LITTLE ROCK – The Care Foundation Inc. of Springdale today donated $500,000 as a challenge gift to help fund development of the northwest satellite campus of the University of Arkansas for Medical Sciences (UAMS).
The money will be used to encourage matching gifts of between $5,000 and $50,000, said Walter Turnbow, Care Foundation board member, at a news conference at the former Washington Regional Medical Center, which will house the new campus.
“The shortage of health care professionals is one of the most significant challenges Arkansas and the nation faces,” Turnbow said. “As our board looked at how to best support northwest Arkansas and address that shortage, we became confident that increasing the capacity of our health education pipeline through the UAMS-Northwest campus was the most strategic thing we could do.”
The satellite campus located in Fayetteville will open for the fall 2009 semester and is intended to address growing health care work force shortages by allowing UAMS to further increase its enrollment. The campus will include the UAMS colleges of Medicine, Pharmacy and Health Related Professions.
“We are grateful for this gift and the faith that the Care Foundation has put in us as we work to help provide all Arkansans better access to health care,” said UAMS Chancellor I. Dodd Wilson, M.D.

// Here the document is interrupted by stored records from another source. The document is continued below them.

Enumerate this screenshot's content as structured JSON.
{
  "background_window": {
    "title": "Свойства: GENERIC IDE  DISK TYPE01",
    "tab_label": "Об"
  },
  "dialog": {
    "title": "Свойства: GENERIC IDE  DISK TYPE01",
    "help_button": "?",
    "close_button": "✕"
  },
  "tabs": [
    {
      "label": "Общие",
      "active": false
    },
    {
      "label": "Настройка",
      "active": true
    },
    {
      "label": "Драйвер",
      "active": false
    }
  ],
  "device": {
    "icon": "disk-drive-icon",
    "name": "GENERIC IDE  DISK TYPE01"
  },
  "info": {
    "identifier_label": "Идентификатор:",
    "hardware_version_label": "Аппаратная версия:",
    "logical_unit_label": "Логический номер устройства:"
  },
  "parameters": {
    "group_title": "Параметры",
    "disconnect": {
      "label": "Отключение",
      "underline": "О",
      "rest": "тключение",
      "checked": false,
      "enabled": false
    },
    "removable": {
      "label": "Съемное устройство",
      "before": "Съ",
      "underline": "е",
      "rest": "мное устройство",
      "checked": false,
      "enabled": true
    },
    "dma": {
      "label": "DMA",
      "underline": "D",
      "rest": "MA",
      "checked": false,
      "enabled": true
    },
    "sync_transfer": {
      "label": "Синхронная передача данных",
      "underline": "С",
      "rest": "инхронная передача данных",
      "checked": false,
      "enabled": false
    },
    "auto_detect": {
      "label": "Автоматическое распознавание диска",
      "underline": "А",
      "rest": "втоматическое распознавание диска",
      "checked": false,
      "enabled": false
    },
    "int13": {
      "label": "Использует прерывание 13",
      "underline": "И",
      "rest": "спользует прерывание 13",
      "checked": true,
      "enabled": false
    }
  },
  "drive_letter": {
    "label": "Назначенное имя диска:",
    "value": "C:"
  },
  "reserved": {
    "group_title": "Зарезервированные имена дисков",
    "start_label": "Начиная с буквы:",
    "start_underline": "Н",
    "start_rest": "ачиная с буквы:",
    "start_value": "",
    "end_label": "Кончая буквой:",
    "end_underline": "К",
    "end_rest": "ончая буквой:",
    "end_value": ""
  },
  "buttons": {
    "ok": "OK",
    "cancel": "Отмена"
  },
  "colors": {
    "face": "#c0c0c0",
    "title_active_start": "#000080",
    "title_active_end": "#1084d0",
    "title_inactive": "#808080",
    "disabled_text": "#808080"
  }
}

The Care Foundation promotes healthy communities through making strategic grants.
“The UAMS-Northwest campus is one of the most significant and exciting opportunities northwest Arkansas has seen in a long time,” Turnbow said. “The project will impact the health of our community is a very positive way, and is also an important economic stimulus.”
The satellite campus will provide facilities for students, resident physicians, faculty and patients. It will have 250 to 300 students along with resident physicians when full enrollment is reached.
Peter O. Kohler, M.D., vice chancellor for the Northwest Arkansas Region, is leading the satellite campus effort, working with community leaders, hospital administrators and local health care providers.
“This new campus will benefit Northwest Arkansas and the entire state as UAMS trains more physicians and other health care workers to meet the needs of patients,” Kohler said.
Larry Wright, grants committee co-chair, said Care Foundation considers the $500,000 grant to be a smart investment for northwest Arkansas. “We know that there is still a significant amount of money that needs to be raised, and we hope that our challenge gift encourages others to support the project generously,” he said.
Care Foundation Inc., a supporting organization to the Northwest Arkansas Community Foundation, was established through the sale of Northwest Health System in 1998. Through a request for proposal process, Care Foundation makes strategic grants awards to 501(c)(3) community organizations in the areas of education, health, immigration and capacity building. For more information about Care Foundation and its strategic grant making initiatives, visit their website at www.carefdn.org.
UAMS is the state’s only comprehensive academic health center, with five colleges, a graduate school, a medical center, six centers of excellence and a statewide network of regional centers. UAMS has 2,538 students and 733 medical residents. Its centers of excellence include the Winthrop P. Rockefeller Cancer Institute, the Jackson T. Stephens Spine & Neurosciences Institute, the Myeloma Institute for Research and Therapy, the Harvey & Bernice Jones Eye Institute, the Psychiatric Research Institute and the Donald W. Reynolds Institute on Aging. It is one of the state’s largest public employers with about 9,600 employees, including nearly 1,150 physicians who provide medical care to patients at UAMS, Arkansas Children’s Hospital, the VA Medical Center and UAMS’ Area Health Education Centers throughout the state. UAMS and its affiliates have an economic impact in Arkansas of $5 billion a year. Visit www.uams.edu.
UAMS is the state’s only comprehensive academic health center, with colleges of Medicine, Nursing, Pharmacy, Health Professions and Public Health; a graduate school; a hospital; a northwest Arkansas regional campus; a statewide network of regional centers; and seven institutes: the Winthrop P. Rockefeller Cancer Institute, the Jackson T. Stephens Spine & Neurosciences Institute, the Myeloma Institute, the Harvey & Bernice Jones Eye Institute, the Psychiatric Research Institute, the Donald W. Reynolds Institute on Aging and the Translational Research Institute. It is the only adult Level 1 trauma center in the state. UAMS has 3,021 students, 789 medical residents and two dental residents. It is the state’s largest public employer with more than 10,000 employees, including about 1,000 physicians and other professionals who provide care to patients at UAMS, Arkansas Children’s Hospital, the VA Medical Center and UAMS regional centers throughout the state. Visit www.uams.edu or www.uamshealth.com. Find us on Facebook, Twitter, YouTube or Instagram.